Five species of bird that were discovered living in Hawaii on James Cook’s third epic voyage in the 1770s may now sadly be extinct, but a new study of their genetics has revealed them to be not what we thought they were. Instead of belonging to a family of birds that still lives today in Australia and Papua New Guinea, it turns out that the Hawaiian honeycreepers made up an entirely different family even though they looked and behaved almost exactly the same as their distant antipodian cousins.
That’s according to a study published this week in the journal Current Biology by Robert Fleischer, Helen James, and Storrs Olson from the National Zoological Park at the Smithsonian Institution in Washington DC.
All that remains of the Hawaiian honeycreepers are dead specimens in museums – they once roamed the islands, where they sipped nectar from flowers with their long curved beaks. But is was from these carcasses that the researchers managed to extract nuclear DNA which revealed that these species were closely related to other birds including waxwings and silky flycatchers which they look nothing like and in fact were only distantly related to the Australasian honeyeaters which they were spitting image of.
What it means is that the two groups of honeyeaters independently evolved to look very similar to each other and to occupy a very similar role in the ecosystem – a process known as convergent evolution.
It’s the same process that makes other pairs of species look alike even when they are not closely related, such as modern day dolphins and ancient extinct Ichthyosaurs which had a similar long snout, dorsal fin and wide tail, but which were a type of reptile and not mammals like dolphins are.

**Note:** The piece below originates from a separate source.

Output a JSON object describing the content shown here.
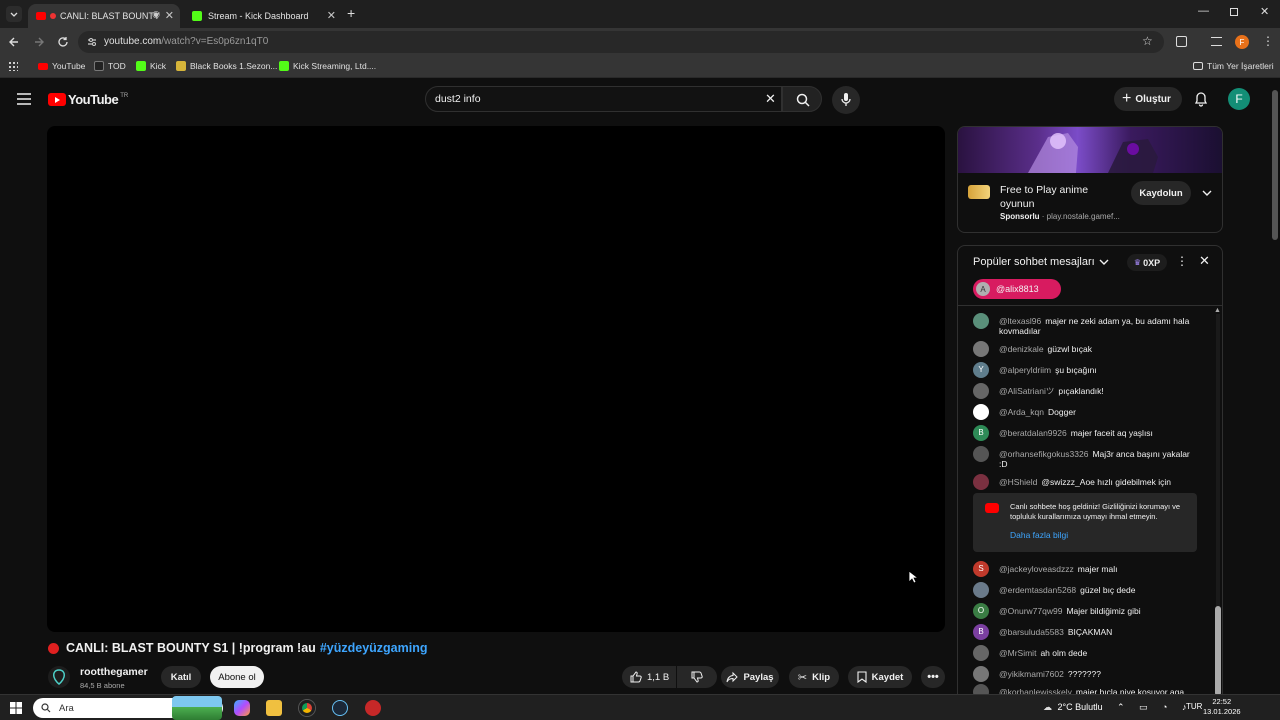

The Hawaiian honeyeaters went extinct between the 1850s and the 1980s due to combination of problems including the introduction of diseases and predators to Hawaii. And even though they are no-longer with us, the Hawaiian honeyeaters have been posthumously given their own family name, the Mohoidae.